Birmingham’s LGBT+ community: groups and beyond

The 70s marked a turning point for LGBT politics with the introduction of Gay Liberation in the UK, encouraging pride and openness. The Birmingham Gay Liberation Front was established in 1972 , and ended up being one of the country’s most active Gay Liberation Fronts aside from London.

This led to several sources such as the Gladrag newsletter and sex education pamphlets, as well as events such as the ‘Gay Sunshine Event’. This demonstration in Cannon Hill park involved giving out oranges to celebrate the ‘goodness of being gay’. Groups expanded from here.

In August 1977, the Birmingham Gay Outdoor Club met for the first time, gathering for walks, parties and camping weekends.

‘Boot Women’ is also the longest running lesbian walking group in Birmingham.

Birmingham Pride Community trust launched a political debate in 2005: “Queer Question Time”. This involved political party representatives answering questions regarding LGBTQ+ related matters.

LGBT History Month 2021 and current progressions

A funding page is currently being set up for a Birmingham HIV & AIDs memorial, inspired by Russel T. Davis’ incredible mini-series It’s A Sin on Channel 4, depicting life in 1980s London during the HIV/AIDs crisis. You can support by liking their Facebook page here, and by keeping an eye out for future fundraising events.

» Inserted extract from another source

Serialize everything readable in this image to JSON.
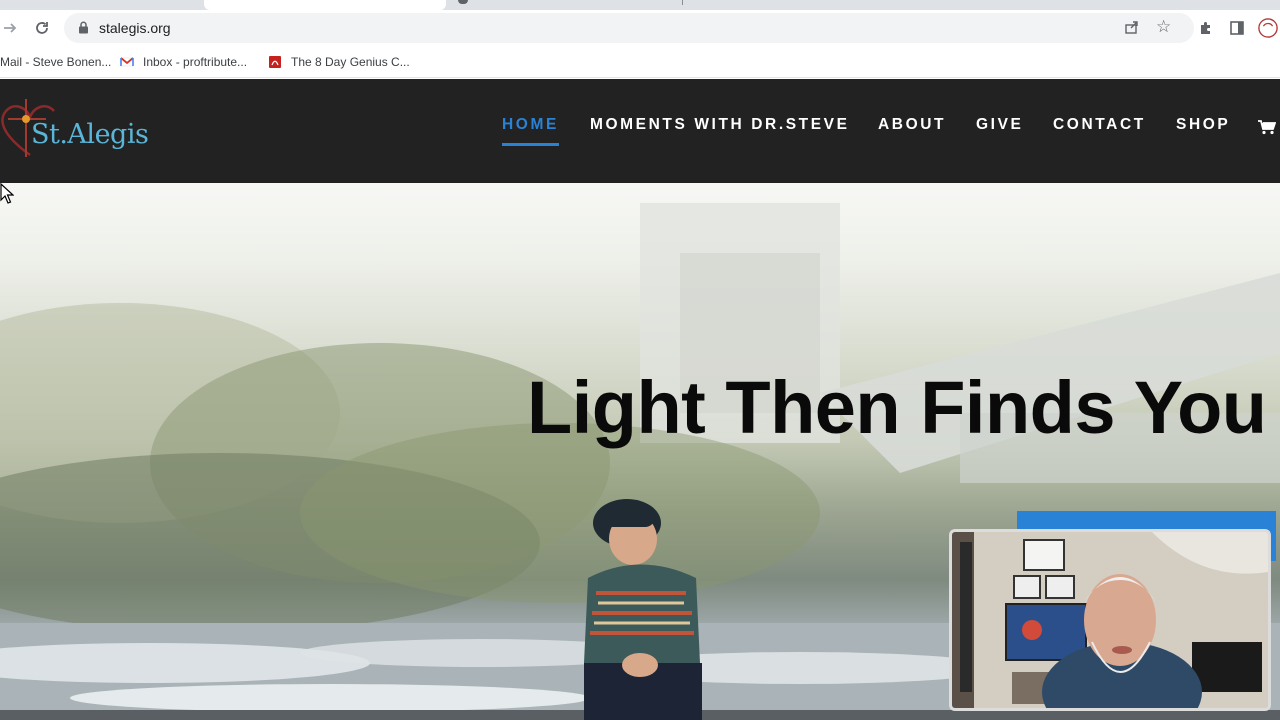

You can involve yourself in University of Birmingham events by joining in on quizzes, coffee socials, campaign workshops and more – find more information here. Note that many events are open to all however some are LGBTQ+ community specific.

The LGBTQ Association also have a calendar of events over the month, including workshops, presentations and socials.

Support for LGBTQ+ students

• If you have been affected by the recent news regarding University of Birmingham’s past links to conversion therapy please use the university’s Pause telephone drop in service for emotional support.

LGBT Mentoring: apply for the LGBT Mentoring scheme which supports students in coming out strategies, developing contacts, and boosting personal and professional development.

Student societies: join the LGBTQ Association which hosts social events, campaigns and activism, uniting UoB LGBTQ+ students.

LGBT PhD and staff support: the Rainbow Network, is a safe space for LGBTQ+ PhD staff and students to meet and develop contacts.

Birmingham-based LGBT services: contact Birmingham LGBT, which offers sexual health, counselling, domestic violence and trans wellbeing services (via telephone support and email referral during Covid).

LGBT listening services: contact Switchboard, which offers support for those who identify as gay, lesbian, bisexual or transgender. Open to call 10am-10pm every day or talk via a webchat service.

Support for LGBT people of colour: Unmuted is a community-directed support network for LGBTQI+ people of colour, providing meet-ups, discussions and support.

Support for transgender individuals: Trans Unite has over 100 Trans support groups across the country, catered for individuals from various backgrounds.

Related stories recommended by this writer:

• Over 400 people have signed a petition demanding UoB to apologise for its historical ‘gay conversion therapy’

• Meet the UoB student who is raising money for a local charity offering LGBTQ+ support

• A beginner’s guide to Birmingham’s LGBTQ+ nights out